On Tuesday, I was pleased to have an opportunity to interview former Secretary of Defense Donald Rumsfeld about his new book Known and Unknown: A Memoir.
Donald Rumsfeld is an incredibly accomplished man. He has been in the Navy, he’s been a congressman, he’s been a CEO, and he’s served twice as Secretary of Defense. He was our youngest Secretary of Defense when he served in the Gerald Ford Administration and he became the oldest Secretary of Defense when he served in the Bush Administration. He also has a knack for churning out fantastic quotes.
Given that Donald Rumsfeld had such an extraordinary career and was so involved in our foreign policy decision-making during a crucial point in our nation’s history, right after 9/11, being able to ask him a few questions was a terrific opportunity.
What follows is the transcript of our conversation, edited slightly for the sake of grammar and readability. Enjoy!
To begin with, George Bush explicitly said in the run up to the war that he hoped that a democratic regime in Iraq would inspire the people of other nations in the region to move towards freedom. Today we’re seeing people rise up in Egypt, Libya, Tunisia, Yemen and other countries in the region. Do you think that’s a result of what we did in Iraq and how do you think we should be dealing with this rapidly changing environment in the Middle East?
Of course, it’s a difficult thing to know with certainty, but it’s not surprising to me that a number of people are suggesting what you’ve just suggested. Namely that…Afghanistan and Iraq, particularly Iraq (are) an example for other countries in the region. You know people look at it and think, “Well, Iraq’s imperfect,” and that’s true.
If you look at the United States of America and trace our history, it’s been a bumpy road. We had slaves into the 1800s. We had a vicious Civil War with so many people killed and women didn’t vote until the 1900s. So we didn’t arrive this way. We started out quite differently and we’ve evolved and that’s what’s taking place in the case of Iraq.
If you think of the people in that region, a large, young population with major unemployment, and they look around the world, what do they see? Increasingly in the information age and the 21st Century, they’re seeing through Twitter and Facebook how other people live, and it’s no accident that people all across the globe are lined up at the U.S. Embassy trying to come to the United States of America. The reason is because there are so many opportunities here and there aren’t opportunities in countries that have dictatorial systems and command economies. The people in those countries aren’t doing well and so they’re reaching out and trying to find something different.
The risk, of course, is that you’ll have it happen like in Lebanon, where you have the Cedar Revolution, and then you end up with Hezbollah, a terrorist organization running the country. Then in Iran, you end up with a popular revolution and you end up with a handful of Ayatollahs dominating the country in a repressive way – and that’s possible in Egypt. I mean you could end up with the Muslim Brotherhood, an organization that is a terrorist organization, taking over because they are better organized. Even though they’re a very small minority, they’re better organized, disciplined, and ambitious.

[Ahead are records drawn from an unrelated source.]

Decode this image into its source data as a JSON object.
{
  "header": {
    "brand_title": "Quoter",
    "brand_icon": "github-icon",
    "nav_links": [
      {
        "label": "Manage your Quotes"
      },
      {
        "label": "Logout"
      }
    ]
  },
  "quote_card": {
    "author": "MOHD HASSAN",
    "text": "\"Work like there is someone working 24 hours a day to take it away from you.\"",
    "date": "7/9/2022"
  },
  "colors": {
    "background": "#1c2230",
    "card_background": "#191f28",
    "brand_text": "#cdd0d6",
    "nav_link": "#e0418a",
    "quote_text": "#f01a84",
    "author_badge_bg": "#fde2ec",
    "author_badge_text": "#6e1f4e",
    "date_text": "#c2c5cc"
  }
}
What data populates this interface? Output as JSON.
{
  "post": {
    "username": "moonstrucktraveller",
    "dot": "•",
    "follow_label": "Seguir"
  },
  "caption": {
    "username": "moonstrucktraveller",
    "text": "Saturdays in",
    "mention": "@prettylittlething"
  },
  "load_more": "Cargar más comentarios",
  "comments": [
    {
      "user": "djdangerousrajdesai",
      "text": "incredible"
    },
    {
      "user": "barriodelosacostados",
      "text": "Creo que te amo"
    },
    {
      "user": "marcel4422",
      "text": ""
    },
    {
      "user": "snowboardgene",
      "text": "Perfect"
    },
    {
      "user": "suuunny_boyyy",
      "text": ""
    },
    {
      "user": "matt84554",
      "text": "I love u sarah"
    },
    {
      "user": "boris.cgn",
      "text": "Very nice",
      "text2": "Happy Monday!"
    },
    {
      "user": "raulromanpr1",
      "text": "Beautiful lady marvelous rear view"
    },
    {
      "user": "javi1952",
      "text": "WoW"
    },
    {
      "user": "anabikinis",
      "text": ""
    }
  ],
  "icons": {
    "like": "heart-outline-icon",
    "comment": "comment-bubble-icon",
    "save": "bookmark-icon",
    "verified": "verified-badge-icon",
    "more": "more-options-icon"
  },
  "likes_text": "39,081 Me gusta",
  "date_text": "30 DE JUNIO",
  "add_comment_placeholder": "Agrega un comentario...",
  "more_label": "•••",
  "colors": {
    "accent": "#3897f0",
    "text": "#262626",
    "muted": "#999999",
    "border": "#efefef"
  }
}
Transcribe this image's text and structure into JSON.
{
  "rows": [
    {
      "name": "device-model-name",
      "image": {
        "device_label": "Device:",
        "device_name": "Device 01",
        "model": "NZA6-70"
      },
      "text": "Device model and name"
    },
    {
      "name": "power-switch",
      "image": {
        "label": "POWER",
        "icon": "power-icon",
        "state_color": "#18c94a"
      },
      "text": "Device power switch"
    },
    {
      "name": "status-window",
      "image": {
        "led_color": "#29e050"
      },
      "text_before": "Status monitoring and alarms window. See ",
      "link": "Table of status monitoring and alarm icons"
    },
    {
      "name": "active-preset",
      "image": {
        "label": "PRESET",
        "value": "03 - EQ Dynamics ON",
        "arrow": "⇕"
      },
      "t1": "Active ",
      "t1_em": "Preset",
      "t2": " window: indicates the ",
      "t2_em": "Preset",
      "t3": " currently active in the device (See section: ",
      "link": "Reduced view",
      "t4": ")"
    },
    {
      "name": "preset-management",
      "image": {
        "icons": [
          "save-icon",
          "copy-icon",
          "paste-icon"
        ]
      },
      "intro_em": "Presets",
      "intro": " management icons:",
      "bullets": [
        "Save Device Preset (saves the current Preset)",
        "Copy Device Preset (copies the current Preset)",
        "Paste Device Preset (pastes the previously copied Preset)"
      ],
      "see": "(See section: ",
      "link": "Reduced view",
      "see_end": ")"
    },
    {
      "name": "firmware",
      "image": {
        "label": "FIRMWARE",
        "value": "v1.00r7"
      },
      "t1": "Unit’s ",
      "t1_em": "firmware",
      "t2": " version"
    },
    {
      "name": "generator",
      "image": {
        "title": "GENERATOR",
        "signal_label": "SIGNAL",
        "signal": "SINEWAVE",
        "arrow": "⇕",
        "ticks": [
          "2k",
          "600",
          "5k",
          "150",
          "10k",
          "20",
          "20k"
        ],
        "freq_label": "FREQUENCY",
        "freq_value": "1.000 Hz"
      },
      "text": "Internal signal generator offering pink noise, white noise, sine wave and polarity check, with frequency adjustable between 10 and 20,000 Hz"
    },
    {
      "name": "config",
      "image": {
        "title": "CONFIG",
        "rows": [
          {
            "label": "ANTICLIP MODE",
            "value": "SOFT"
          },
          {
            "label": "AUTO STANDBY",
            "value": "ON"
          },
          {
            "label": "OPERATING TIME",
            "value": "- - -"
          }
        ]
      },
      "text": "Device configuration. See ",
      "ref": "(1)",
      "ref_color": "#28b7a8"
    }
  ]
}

One criticism we’ve frequently heard about the war in Afghanistan is that we’ve allowed Osama bin Laden to get away because we didn’t have enough troops on the ground. What are your thoughts on that? If we had more people there, would we have caught him?
Oh, I don’t think so – who knows, you know? The Department of Defense isn’t organized to do manhunts. If you look at the FBI Most Wanted list, some of those people are on there for ages because it’s hard.
Now, it would be nice to have captured or killed Osama bin Laden, but what’s really important is that thanks to the structures that President Bush’s Administration put in place, we’ve not had a successful attack on the United States of America in close to a decade and that’s an amazing accomplishment that no one would have begun to speculate that it could be done.
How is it done? Well, even though Osama bin Laden was not captured or killed, the way it was done is that the conscious decision was made that we can’t simply defend. A terrorist can attack at any time, at any place, using any technique. It’s physically impossible to defend at every moment of the day or night in every location against every conceivable technique of attack. So we had to put pressure on the terrorists wherever they were and make everything they do more difficult.
So the Bush Administration put together a 90 nation coalition that traded intelligence, that worked together and tracked bank accounts and made everything that terrorists tried to do considerably more difficult. It made it harder for them to communicate with each other, to move from place to place, to raise money, to recruit, to train. It made it more difficult for them to find countries that were hospitable to terrorist organizations because host countries knew that they would be targets as well.
So, there are people who speculate we might have caught him with more troops. We might not have — and certainly there was a major effort to catch him. Our Air Force and Navy forces bombed the Tora Bora area until the rubble was bouncing. We had Special Forces tracking him there — and without success thus far.
As someone who’s supported the war from beginning all the way to the present, there’s one thing I found particularly disappointing and puzzling. In the run up to the war, the Bush Administration really didn’t do much to prepare the public for the idea that we’d be spending blood and treasure fighting an insurgency there for years to come. How did that come to be the case?